» TASK TO CARRY OUT: Scan the entries for the word "icon", and copy every line where it appears.

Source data

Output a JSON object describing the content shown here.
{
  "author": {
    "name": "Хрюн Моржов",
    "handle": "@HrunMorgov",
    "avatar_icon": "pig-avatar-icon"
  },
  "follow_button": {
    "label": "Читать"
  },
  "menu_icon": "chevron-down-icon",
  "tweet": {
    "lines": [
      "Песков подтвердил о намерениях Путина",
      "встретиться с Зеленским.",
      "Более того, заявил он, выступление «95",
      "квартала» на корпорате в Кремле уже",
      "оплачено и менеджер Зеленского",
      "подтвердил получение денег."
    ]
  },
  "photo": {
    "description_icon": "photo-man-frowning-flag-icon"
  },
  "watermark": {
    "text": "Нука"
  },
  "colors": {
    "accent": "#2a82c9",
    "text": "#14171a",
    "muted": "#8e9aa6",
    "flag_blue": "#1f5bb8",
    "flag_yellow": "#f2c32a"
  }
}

» RESPONSE AREA:
    "avatar_icon": "pig-avatar-icon"
  "menu_icon": "chevron-down-icon",
    "description_icon": "photo-man-frowning-flag-icon"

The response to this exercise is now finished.